## [Dataset records]
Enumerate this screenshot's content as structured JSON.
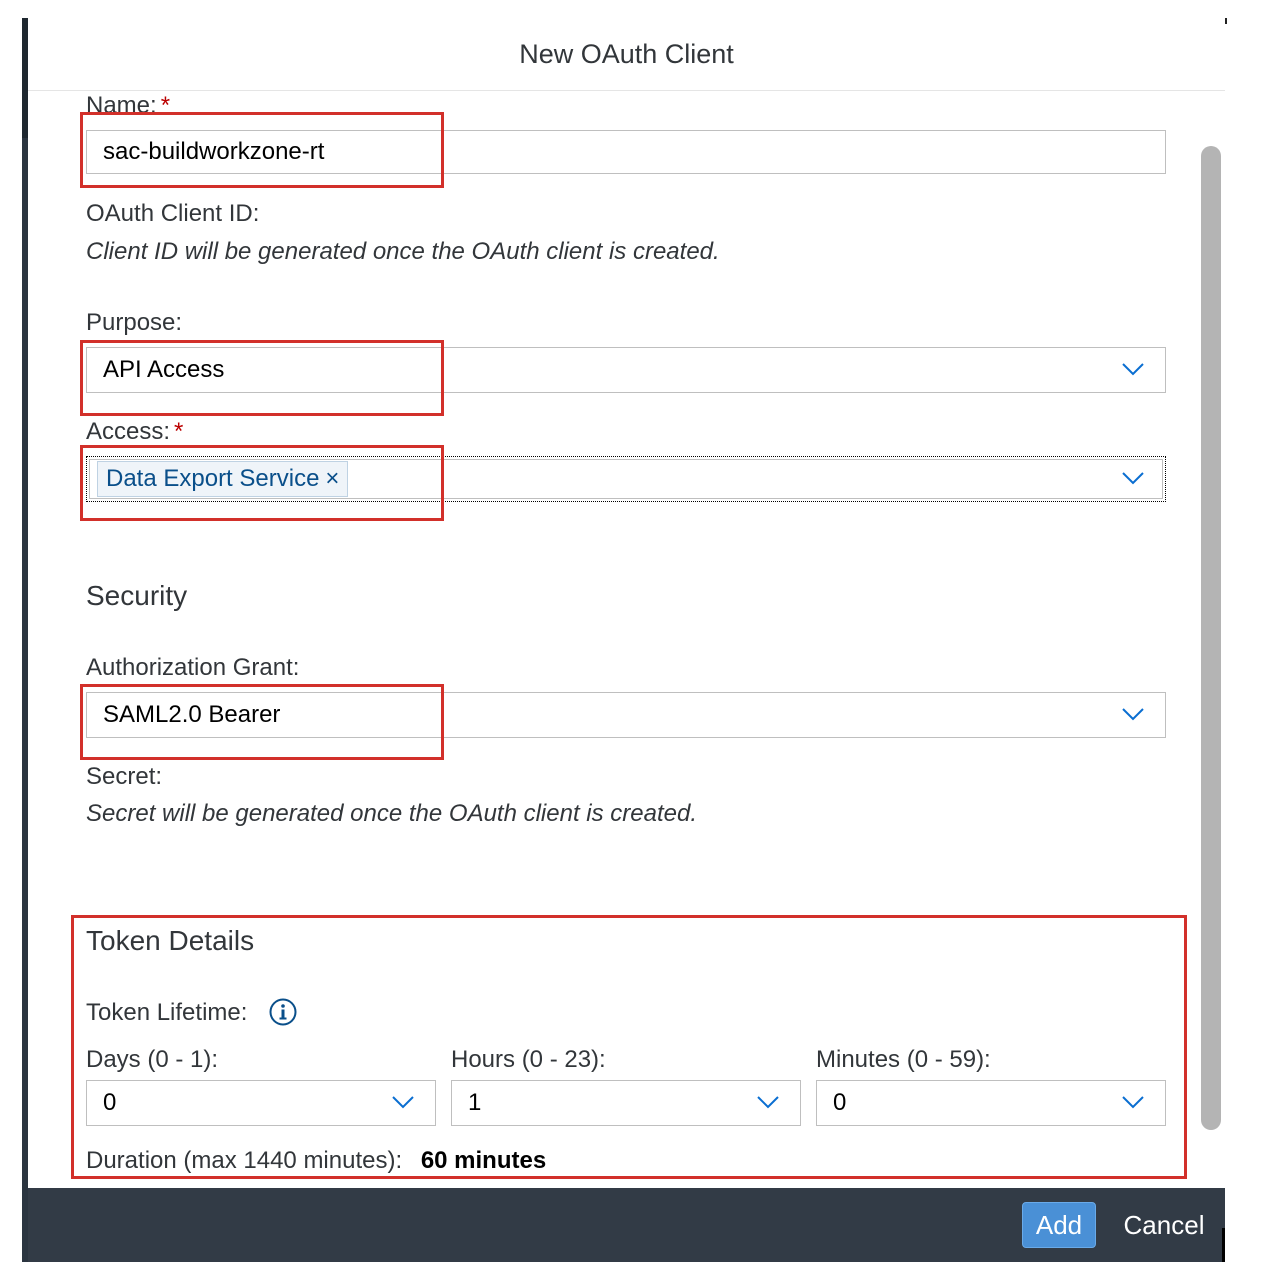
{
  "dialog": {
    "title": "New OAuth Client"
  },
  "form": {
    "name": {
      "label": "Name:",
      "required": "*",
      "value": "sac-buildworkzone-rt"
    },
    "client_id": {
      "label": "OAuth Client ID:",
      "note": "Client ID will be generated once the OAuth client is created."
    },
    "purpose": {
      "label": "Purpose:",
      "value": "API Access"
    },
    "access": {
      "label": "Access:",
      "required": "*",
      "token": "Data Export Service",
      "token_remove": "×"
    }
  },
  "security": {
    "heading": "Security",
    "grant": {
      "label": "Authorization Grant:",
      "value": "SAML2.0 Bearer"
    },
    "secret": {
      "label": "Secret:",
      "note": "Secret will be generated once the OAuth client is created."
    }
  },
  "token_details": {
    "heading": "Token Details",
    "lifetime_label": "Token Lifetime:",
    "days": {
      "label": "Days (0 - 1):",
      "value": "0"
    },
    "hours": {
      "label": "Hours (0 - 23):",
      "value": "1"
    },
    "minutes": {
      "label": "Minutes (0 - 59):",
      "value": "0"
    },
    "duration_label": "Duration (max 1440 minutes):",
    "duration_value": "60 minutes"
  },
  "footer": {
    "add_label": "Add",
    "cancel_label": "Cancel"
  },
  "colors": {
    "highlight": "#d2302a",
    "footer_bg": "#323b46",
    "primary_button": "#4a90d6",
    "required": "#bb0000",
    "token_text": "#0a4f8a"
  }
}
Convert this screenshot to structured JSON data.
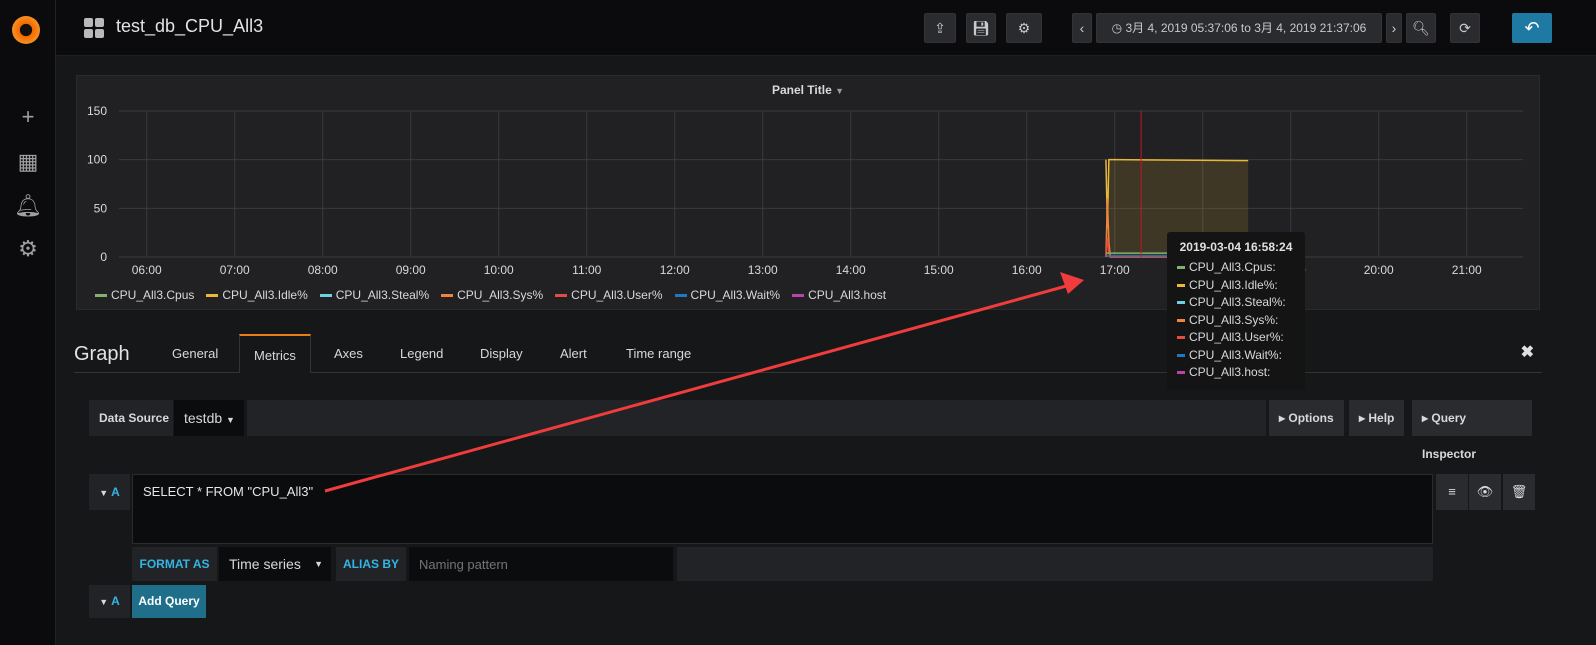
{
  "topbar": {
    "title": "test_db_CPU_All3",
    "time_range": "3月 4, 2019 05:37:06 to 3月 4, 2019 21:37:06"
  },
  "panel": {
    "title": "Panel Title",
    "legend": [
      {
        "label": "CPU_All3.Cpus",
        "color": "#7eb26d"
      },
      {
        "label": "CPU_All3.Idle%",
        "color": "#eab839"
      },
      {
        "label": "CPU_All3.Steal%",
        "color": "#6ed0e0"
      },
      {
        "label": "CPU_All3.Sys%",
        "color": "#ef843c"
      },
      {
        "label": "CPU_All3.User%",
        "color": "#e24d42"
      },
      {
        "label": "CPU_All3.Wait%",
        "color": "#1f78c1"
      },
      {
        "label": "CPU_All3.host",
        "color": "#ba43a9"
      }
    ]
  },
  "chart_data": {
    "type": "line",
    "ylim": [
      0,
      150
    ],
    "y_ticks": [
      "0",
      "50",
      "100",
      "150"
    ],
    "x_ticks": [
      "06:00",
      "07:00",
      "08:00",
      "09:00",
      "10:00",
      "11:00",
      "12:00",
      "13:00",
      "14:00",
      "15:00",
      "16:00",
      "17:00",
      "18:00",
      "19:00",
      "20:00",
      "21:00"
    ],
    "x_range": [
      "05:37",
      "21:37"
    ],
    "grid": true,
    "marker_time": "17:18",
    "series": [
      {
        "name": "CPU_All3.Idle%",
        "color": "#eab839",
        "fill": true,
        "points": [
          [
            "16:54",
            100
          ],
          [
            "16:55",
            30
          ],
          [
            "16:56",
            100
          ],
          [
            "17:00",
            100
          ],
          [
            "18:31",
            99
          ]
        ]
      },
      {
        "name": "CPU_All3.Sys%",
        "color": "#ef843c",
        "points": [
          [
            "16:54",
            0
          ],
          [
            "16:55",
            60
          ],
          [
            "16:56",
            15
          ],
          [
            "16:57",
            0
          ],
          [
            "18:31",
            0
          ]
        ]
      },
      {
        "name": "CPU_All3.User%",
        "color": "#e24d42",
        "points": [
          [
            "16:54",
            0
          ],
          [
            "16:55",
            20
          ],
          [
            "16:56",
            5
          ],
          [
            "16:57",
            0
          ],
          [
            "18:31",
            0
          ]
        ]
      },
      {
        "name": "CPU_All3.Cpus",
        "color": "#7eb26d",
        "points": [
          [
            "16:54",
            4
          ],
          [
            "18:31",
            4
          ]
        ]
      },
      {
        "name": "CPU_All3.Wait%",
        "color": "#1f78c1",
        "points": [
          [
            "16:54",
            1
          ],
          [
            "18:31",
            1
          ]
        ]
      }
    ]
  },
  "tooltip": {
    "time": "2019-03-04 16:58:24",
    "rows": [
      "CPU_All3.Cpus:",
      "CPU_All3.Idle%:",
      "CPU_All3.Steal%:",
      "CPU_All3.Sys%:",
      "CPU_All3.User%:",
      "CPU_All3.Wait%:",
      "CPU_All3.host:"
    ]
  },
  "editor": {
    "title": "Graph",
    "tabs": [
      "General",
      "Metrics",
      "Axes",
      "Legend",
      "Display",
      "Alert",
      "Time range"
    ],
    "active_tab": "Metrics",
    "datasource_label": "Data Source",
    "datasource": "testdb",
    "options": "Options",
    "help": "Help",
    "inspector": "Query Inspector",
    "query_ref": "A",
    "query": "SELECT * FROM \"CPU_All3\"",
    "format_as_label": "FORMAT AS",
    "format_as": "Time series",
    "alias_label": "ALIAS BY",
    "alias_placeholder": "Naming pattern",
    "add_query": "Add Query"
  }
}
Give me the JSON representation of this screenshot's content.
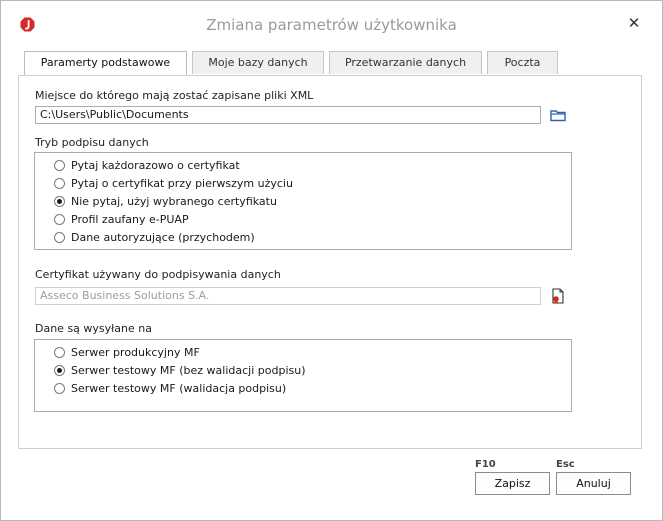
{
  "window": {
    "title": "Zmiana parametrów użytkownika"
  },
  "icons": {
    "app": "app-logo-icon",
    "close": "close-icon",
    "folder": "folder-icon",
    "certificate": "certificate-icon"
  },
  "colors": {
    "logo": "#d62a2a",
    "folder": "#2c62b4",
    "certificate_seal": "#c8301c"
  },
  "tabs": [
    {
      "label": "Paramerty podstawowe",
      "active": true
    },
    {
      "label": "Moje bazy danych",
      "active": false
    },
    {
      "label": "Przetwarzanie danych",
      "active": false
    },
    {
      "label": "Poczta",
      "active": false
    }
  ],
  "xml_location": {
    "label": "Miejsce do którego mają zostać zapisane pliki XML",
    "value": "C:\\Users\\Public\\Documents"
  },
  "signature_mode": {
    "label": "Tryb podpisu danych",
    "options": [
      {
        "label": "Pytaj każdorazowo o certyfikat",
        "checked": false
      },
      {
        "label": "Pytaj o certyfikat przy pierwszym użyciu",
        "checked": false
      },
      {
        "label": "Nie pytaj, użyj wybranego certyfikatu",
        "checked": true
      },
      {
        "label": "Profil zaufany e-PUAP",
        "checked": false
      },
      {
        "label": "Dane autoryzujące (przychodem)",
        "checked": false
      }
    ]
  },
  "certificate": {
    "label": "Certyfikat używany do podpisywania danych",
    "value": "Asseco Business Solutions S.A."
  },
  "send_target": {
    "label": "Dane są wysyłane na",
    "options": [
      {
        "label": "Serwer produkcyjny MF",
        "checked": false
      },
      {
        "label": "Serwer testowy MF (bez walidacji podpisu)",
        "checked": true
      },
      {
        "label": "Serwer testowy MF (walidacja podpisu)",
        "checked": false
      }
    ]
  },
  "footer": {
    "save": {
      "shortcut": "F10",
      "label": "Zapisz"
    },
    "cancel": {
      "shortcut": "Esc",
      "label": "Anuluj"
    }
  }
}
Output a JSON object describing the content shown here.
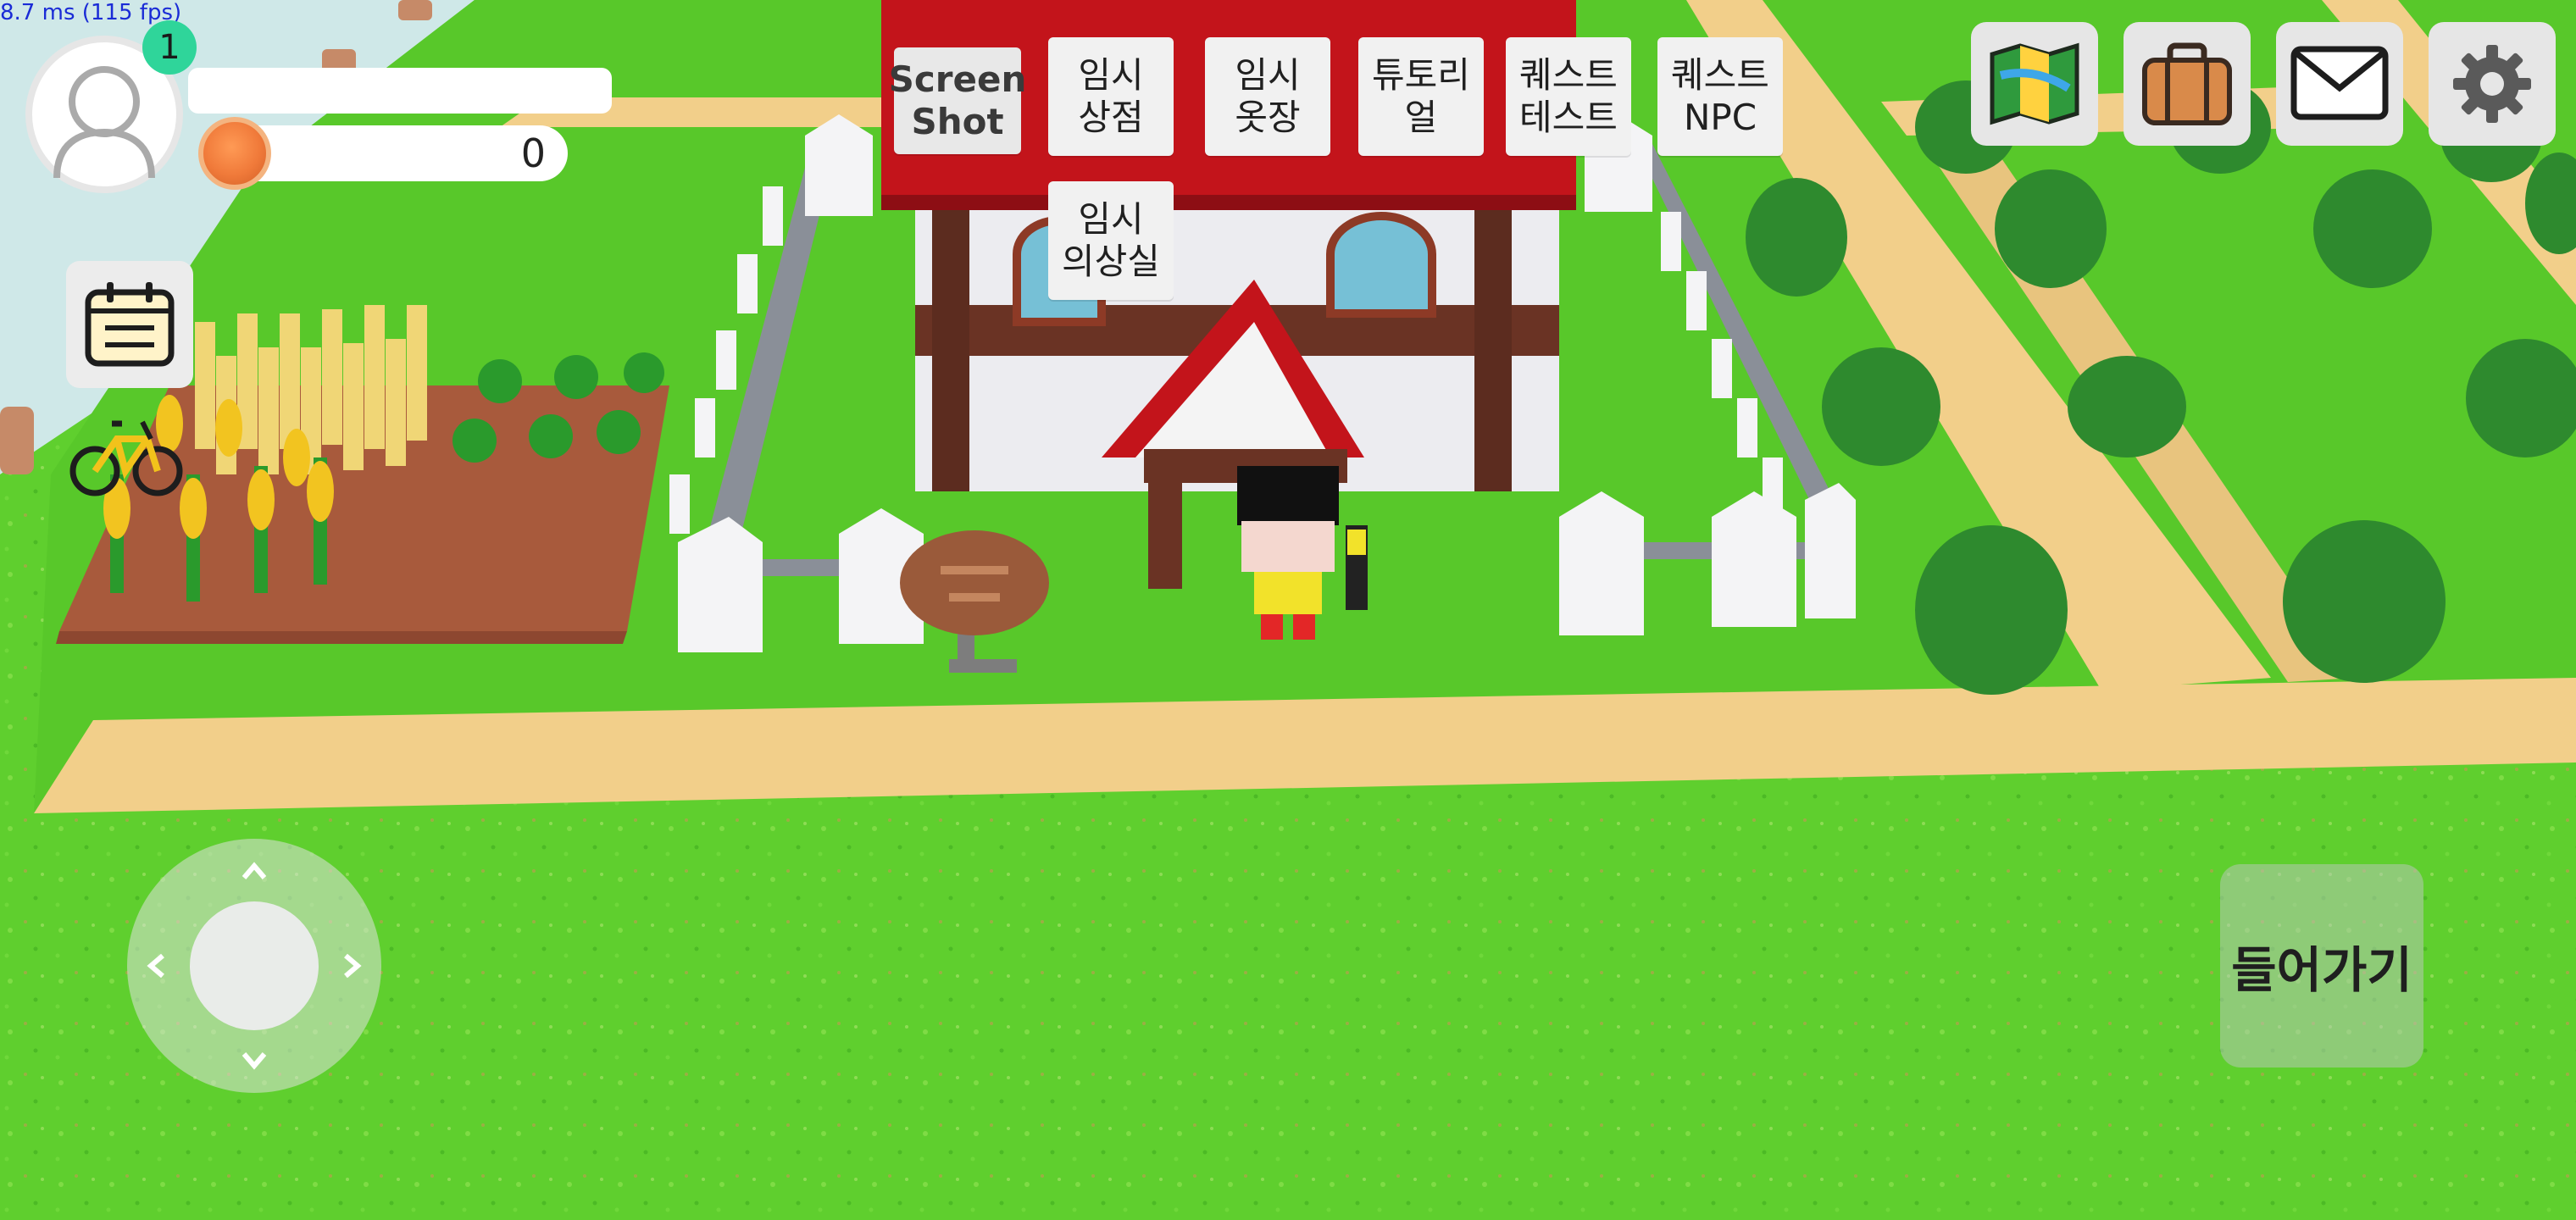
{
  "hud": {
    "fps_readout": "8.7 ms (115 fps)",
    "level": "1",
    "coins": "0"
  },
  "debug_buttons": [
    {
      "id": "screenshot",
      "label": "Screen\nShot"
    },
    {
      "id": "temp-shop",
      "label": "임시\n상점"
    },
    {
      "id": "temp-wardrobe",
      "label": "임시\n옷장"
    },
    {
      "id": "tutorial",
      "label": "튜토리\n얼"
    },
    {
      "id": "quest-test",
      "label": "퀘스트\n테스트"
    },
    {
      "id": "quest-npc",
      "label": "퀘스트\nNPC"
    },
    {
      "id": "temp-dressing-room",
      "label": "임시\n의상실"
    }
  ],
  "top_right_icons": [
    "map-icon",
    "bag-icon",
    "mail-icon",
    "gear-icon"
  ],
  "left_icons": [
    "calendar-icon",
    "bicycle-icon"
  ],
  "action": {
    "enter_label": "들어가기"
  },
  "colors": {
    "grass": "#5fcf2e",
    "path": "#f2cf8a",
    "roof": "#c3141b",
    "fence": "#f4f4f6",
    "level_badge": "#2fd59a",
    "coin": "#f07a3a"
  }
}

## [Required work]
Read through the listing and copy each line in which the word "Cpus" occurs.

## [Answer to the problem]
        "label": "CPU_All3.Cpus",
        "name": "CPU_All3.Cpus",
      "CPU_All3.Cpus:",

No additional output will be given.